Istria displays a rich kaleidoscope of cultures, ranging from the prehistoric Histri tribe to the Romans, Byzantines, and Venetians. The region has a long history, and during Roman times it was an important center of trade and culture. The Romans conquered the region in 177 BC, and during the following centuries, they built many towns, roads, and other infrastructure in the area. They also brought their culture and way of life, which has had a lasting influence on the region. Many Roman ruins can still be found in Istria, including the remains of the city of Pula, which was an important Roman port and naval base. Other notable Roman sites in Istria include the town of Poreč, with its well-preserved Roman mosaics, and the amphitheater in Pula.
Poreč – UNESCO World Heritage listing
Poreč, also known as Parenzo in Italian, is a town located on the western coast of the Istria peninsula. It was an important Roman settlement, and many Roman ruins can still be seen in the town today.
One of the most famous and well-preserved Roman sites in Poreč is the Euphrasian Basilica, which is a UNESCO World Heritage Site. The basilica is thought to have been built in the 6th century AD and was dedicated to a bishop named Euphrasius. The basilica is renowned for its mosaics, which are some of the best preserved in the world from the early Christian period. These mosaics depict religious scenes and are rich in vibrant colors and intricate details.
Another important Roman site in Poreč is the Neptune’s Temple, which is located in the center of the town and is the most ancient monument in Poreč. It was built in the 1st century AD and was dedicated to the Roman god of the sea. The remains of the temple can still be seen today, including the foundations and some of the columns.
The ancient Roman city of Pula, located on the southern tip of the Istria peninsula, is home to one of the best-preserved Roman amphitheaters in the world. The Pula Arena, as it is known today, is the sixth largest Roman amphitheater in the world and it is considered one of the best-preserved examples of its kind.
The Pula Arena was built in the 1st century AD and was used for gladiatorial contests and other public spectacles. The amphitheater has a nearly perfect circular shape and it is built of locally-quarried limestone. It could seat up to 20,000 people in its time. It is still in use today as a venue for concerts and other events, which makes it unique as an ancient Roman site as it continues to be in use.
The amphitheater is an impressive sight and it’s easy to imagine the excitement and pageantry of the ancient Roman games that took place there. The preservation of the amphitheater is such that it is possible to see the intricate carvings and details on the walls and arches. The Arena is part of the city tour and many visitors take the chance to visit it. You can also see it in a guided tour, usually offered by the local tourist office.
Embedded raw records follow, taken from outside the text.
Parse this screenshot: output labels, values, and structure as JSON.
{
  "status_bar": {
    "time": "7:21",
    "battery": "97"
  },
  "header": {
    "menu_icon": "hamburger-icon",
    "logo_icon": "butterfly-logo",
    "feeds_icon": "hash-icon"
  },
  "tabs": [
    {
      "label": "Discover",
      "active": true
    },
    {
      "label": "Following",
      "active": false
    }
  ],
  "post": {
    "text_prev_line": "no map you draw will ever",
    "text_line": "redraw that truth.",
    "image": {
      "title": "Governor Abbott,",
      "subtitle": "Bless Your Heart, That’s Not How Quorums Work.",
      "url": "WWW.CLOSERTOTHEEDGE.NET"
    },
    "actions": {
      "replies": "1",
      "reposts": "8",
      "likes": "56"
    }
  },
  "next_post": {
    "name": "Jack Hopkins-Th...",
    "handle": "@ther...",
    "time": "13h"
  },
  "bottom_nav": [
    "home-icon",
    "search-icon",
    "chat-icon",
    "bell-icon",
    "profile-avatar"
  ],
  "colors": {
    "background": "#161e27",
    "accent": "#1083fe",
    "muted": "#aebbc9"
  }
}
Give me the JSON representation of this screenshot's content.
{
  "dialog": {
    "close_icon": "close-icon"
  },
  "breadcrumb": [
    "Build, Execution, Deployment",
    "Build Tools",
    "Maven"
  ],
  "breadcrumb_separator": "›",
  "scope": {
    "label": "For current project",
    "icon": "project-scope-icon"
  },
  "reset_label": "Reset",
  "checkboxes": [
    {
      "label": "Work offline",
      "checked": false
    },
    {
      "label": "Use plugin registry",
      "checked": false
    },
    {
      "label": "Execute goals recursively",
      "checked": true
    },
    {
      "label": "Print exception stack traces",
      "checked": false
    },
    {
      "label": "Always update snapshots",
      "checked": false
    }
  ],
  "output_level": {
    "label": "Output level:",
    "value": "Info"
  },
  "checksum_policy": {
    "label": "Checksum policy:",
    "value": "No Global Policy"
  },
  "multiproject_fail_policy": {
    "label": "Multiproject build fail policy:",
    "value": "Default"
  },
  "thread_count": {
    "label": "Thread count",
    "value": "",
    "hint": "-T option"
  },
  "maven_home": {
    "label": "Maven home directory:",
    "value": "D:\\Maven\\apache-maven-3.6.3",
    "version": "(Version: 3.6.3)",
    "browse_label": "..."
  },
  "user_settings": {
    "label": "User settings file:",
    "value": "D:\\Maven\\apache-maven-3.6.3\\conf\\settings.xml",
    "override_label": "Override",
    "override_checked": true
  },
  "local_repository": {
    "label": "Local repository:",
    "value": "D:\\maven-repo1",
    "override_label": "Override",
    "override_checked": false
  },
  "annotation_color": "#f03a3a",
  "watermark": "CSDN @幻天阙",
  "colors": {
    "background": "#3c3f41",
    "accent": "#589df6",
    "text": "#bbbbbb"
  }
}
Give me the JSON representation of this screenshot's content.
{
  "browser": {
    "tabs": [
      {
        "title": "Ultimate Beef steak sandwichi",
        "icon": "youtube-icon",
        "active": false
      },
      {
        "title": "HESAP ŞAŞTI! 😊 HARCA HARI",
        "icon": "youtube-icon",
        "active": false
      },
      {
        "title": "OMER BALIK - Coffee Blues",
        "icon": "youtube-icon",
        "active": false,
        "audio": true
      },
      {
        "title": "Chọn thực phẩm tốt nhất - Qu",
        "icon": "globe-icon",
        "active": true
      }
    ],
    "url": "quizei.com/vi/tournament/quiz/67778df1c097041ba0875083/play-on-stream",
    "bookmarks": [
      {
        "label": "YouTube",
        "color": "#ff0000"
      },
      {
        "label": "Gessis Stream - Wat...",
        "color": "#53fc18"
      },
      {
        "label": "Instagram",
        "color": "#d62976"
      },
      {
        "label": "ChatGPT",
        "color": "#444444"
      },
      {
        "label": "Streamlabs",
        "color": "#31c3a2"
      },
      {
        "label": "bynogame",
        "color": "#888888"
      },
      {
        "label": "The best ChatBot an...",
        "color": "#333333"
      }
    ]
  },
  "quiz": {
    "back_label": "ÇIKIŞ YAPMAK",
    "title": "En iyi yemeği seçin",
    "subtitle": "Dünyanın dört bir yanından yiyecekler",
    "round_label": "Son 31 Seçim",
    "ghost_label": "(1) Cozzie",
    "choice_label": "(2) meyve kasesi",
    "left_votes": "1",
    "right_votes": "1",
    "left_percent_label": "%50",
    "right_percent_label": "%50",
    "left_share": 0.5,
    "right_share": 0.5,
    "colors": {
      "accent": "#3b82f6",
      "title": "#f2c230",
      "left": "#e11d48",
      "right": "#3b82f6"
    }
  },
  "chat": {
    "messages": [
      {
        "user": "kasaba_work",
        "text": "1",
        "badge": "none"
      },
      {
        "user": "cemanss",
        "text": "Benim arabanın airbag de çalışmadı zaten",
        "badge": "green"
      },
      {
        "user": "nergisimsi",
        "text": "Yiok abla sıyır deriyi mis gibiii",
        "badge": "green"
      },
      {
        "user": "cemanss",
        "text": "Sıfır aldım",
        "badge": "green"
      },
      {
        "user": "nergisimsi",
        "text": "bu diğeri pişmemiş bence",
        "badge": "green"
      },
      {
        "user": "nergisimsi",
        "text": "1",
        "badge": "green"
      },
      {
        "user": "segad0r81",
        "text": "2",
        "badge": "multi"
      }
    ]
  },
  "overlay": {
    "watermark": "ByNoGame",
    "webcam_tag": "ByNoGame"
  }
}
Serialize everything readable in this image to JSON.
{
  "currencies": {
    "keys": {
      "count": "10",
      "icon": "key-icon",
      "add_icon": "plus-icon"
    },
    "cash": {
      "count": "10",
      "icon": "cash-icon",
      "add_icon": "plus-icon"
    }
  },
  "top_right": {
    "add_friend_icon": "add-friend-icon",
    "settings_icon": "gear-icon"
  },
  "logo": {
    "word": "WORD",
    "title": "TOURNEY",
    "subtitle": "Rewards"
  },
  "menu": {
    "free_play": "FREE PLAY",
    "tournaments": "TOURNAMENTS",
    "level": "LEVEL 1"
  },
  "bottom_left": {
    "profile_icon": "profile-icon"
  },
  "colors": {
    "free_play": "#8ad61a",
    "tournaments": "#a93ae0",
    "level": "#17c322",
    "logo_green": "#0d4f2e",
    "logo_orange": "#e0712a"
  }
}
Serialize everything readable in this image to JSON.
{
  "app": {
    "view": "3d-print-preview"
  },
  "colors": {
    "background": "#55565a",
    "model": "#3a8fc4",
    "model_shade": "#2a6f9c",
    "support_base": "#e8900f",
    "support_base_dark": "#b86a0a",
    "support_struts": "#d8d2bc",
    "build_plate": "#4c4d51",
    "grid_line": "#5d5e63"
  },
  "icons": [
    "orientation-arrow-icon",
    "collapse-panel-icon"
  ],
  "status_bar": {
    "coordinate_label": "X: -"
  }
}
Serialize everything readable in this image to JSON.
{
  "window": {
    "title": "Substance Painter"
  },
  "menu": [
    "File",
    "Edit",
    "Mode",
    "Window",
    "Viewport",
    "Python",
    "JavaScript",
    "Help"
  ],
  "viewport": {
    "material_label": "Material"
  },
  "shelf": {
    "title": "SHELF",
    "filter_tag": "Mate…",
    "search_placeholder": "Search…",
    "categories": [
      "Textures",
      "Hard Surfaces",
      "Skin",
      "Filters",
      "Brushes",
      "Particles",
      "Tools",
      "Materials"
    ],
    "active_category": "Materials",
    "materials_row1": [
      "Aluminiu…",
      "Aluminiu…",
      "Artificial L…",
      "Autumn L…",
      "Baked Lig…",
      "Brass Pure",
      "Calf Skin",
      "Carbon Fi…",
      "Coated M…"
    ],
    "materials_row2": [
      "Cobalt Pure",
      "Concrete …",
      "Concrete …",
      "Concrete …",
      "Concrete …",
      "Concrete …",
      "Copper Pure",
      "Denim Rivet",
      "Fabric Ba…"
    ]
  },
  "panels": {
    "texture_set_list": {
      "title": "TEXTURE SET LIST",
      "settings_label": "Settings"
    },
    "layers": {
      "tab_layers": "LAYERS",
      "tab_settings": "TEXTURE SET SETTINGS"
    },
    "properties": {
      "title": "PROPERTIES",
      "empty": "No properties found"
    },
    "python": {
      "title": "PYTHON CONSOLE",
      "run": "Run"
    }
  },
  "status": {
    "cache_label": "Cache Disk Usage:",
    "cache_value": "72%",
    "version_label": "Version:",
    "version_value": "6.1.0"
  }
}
If you’re interested in Roman history, or just want to see an impressive ancient monument, the Pula Arena is definitely worth a visit.